What is needed. Copy every entry verbatim and skip the pictures.

Records provided.
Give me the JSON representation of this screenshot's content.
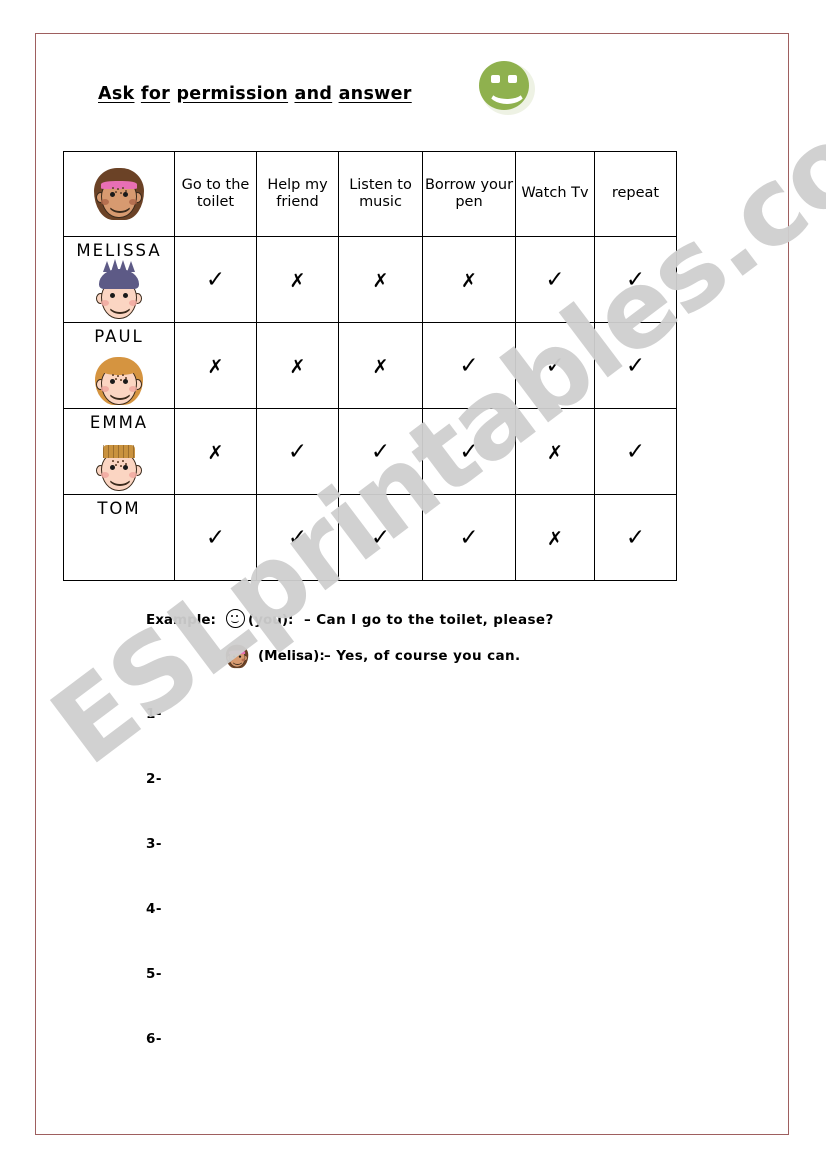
{
  "page": {
    "border_color": "#9e5f5f",
    "background": "#ffffff"
  },
  "header": {
    "title_words": [
      "Ask",
      "for",
      "permission",
      "and",
      "answer"
    ],
    "title_full": "Ask for permission and answer",
    "smiley_color": "#8fb14e",
    "smiley_name": "green-smiley-face"
  },
  "table": {
    "name_column_header_face": "melissa-face",
    "activity_headers": [
      "Go to\nthe toilet",
      "Help my\nfriend",
      "Listen\nto\nmusic",
      "Borrow\nyour pen",
      "Watch\nTv",
      "repeat"
    ],
    "activity_headers_flat": [
      "Go to the toilet",
      "Help my friend",
      "Listen to music",
      "Borrow your pen",
      "Watch Tv",
      "repeat"
    ],
    "tick": "✓",
    "cross": "✗",
    "rows": [
      {
        "name": "MELISSA",
        "face_below": "paul-face",
        "marks": [
          "tick",
          "cross",
          "cross",
          "cross",
          "tick",
          "tick"
        ]
      },
      {
        "name": "PAUL",
        "face_below": "emma-face",
        "marks": [
          "cross",
          "cross",
          "cross",
          "tick",
          "tick",
          "tick"
        ]
      },
      {
        "name": "EMMA",
        "face_below": "tom-face",
        "marks": [
          "cross",
          "tick",
          "tick",
          "tick",
          "cross",
          "tick"
        ]
      },
      {
        "name": "TOM",
        "face_below": "",
        "marks": [
          "tick",
          "tick",
          "tick",
          "tick",
          "cross",
          "tick"
        ]
      }
    ]
  },
  "example": {
    "label": "Example:",
    "speaker_one": "(you):",
    "line_one": "– Can I go to the toilet, please?",
    "speaker_two": "(Melisa):",
    "line_two": "– Yes, of course you can."
  },
  "answers": {
    "items": [
      "1-",
      "2-",
      "3-",
      "4-",
      "5-",
      "6-"
    ]
  },
  "watermark": {
    "text": "ESLprintables.com",
    "color": "#cfcfcf"
  }
}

Written response.
Give me the JSON representation of this screenshot's content.
{
  "page": {
    "border_color": "#9e5f5f",
    "background": "#ffffff"
  },
  "header": {
    "title_words": [
      "Ask",
      "for",
      "permission",
      "and",
      "answer"
    ],
    "title_full": "Ask for permission and answer",
    "smiley_color": "#8fb14e",
    "smiley_name": "green-smiley-face"
  },
  "table": {
    "name_column_header_face": "melissa-face",
    "activity_headers": [
      "Go to\nthe toilet",
      "Help my\nfriend",
      "Listen\nto\nmusic",
      "Borrow\nyour pen",
      "Watch\nTv",
      "repeat"
    ],
    "activity_headers_flat": [
      "Go to the toilet",
      "Help my friend",
      "Listen to music",
      "Borrow your pen",
      "Watch Tv",
      "repeat"
    ],
    "tick": "✓",
    "cross": "✗",
    "rows": [
      {
        "name": "MELISSA",
        "face_below": "paul-face",
        "marks": [
          "tick",
          "cross",
          "cross",
          "cross",
          "tick",
          "tick"
        ]
      },
      {
        "name": "PAUL",
        "face_below": "emma-face",
        "marks": [
          "cross",
          "cross",
          "cross",
          "tick",
          "tick",
          "tick"
        ]
      },
      {
        "name": "EMMA",
        "face_below": "tom-face",
        "marks": [
          "cross",
          "tick",
          "tick",
          "tick",
          "cross",
          "tick"
        ]
      },
      {
        "name": "TOM",
        "face_below": "",
        "marks": [
          "tick",
          "tick",
          "tick",
          "tick",
          "cross",
          "tick"
        ]
      }
    ]
  },
  "example": {
    "label": "Example:",
    "speaker_one": "(you):",
    "line_one": "– Can I go to the toilet, please?",
    "speaker_two": "(Melisa):",
    "line_two": "– Yes, of course you can."
  },
  "answers": {
    "items": [
      "1-",
      "2-",
      "3-",
      "4-",
      "5-",
      "6-"
    ]
  },
  "watermark": {
    "text": "ESLprintables.com",
    "color": "#cfcfcf"
  }
}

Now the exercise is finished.